    Church and state are confronting one another right now over the federal freedom of religion bill and the Victorian anti-discrimination bill. Whenever such confrontation occurs it reveals our priorities. We define our identity by what we choose to fight for hardest.  

    READ MORE
  • RELIGION

    The careful choreography of plenary

    • Francis Sullivan
    • 25 October 2021
    15 Comments

    The First Assembly of the Fifth Plenary Council held few surprises. The program made sure of it. Proceedings were carefully choreographed and the agenda was deliberately anodyne. It took several days before participants found their feet. The upshot was a week devoid of strategic focus.

    READ MORE
  • RELIGION

    Raising women’s voices

    • Tracy McEwan, Patricia Gemmell
    • 06 October 2021
    15 Comments

    Annabel Crabb’s ABC TV documentary series Ms Represented had us gasping, laughing and raging all at once. The series struck an achingly familiar chord as women from different political parties and generations voiced their common experience of sexism and misogyny in Australia’s parliament, elucidating just how hard it is for women to have a voice at the table in Australian institutions of power.

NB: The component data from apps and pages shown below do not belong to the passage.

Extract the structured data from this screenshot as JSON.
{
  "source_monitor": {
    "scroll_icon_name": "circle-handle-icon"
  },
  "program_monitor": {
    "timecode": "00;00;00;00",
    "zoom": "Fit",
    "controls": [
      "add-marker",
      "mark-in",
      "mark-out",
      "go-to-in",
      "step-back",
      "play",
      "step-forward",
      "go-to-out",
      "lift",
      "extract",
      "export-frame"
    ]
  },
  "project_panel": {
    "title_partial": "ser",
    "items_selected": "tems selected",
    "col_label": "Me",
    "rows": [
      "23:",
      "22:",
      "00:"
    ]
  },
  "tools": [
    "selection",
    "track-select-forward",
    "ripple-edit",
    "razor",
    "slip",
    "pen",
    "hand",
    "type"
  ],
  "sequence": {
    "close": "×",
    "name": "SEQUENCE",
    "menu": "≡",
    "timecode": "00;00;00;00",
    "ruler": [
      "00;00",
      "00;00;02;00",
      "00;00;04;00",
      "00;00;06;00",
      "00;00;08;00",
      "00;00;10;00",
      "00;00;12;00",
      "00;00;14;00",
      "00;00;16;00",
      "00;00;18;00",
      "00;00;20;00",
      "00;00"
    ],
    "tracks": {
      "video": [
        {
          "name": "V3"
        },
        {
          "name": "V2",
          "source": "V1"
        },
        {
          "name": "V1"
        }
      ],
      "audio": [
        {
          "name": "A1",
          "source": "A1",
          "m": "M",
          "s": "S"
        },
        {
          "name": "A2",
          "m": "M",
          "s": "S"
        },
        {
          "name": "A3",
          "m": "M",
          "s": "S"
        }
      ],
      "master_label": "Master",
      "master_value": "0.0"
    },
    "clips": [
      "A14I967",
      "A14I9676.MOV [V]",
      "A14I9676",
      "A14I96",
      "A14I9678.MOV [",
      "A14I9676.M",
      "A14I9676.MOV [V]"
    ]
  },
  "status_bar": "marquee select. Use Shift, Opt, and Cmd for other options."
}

    READ MORE
  • RELIGION

    The Plenary Council: Restoring the Third Rite

    • Bill Uren
    • 05 October 2021
    14 Comments

    As a result of the pandemic, like other religious observances, the availability of the Sacrament of Penance has been drastically curtailed, and it is unlikely that recourse to the sacrament will be as frequent as previously even when the restrictions are lifted. Further, the confidence of the laity in the inviolability of the seal has, understandably, been undermined, a consequence of which may again be that recourse to the sacrament will be in decline. 

    READ MORE
  • RELIGION

    Is it time to re-think seminaries?

    • Gideon Goosen
    • 23 September 2021
    48 Comments

    The Final Report of the Royal Commission into Institutional Responses to Child Sexual Abuse identified clericalism as a significant contributor to abuse across religious institutions Australia-wide. Clericalism is rooted in a theological belief that the clergy are different to the laity, having undergone an ‘ontological change’ at ordination, and feeds the notion that the clergy may not be challenged. And according to the report, the culture of clericalism is on the rise in seminaries in Australia.

    READ MORE
  • RELIGION

    The Plenary Council: Consulting the faithful

    • Bill Uren
    • 30 August 2021
    31 Comments

    One might submit that a Plenary Council is a cumbersome instrument to ascertain the genuinely representative views of the Catholic Church in Australia. Many of the canonical strictures regarding the membership, agenda and process of the Council will dampen the original enthusiasm for the Council that provoked over 17,500 submissions.

    READ MORE
  • AUSTRALIA

    Unmarked graves in Canada raise questions about Australia’s stolen children

    • Celeste Liddle
    • 12 August 2021
    9 Comments

    Across the Pacific Ocean, in Canada or ‘Turtle Island’ as it is also known by many of its Indigenous inhabitants, a horror has been unfolding. It started at a the former residential school in Kamloops, British Colombia where, via the use of ground penetrating radar technology, the remains of at least 215 Native Canadian children were found buried in mass unmarked gravesites. This school ran for 85 years, was part of compulsory government programs to forcibly assimilate these children, and was administered by the Catholic Church.

    READ MORE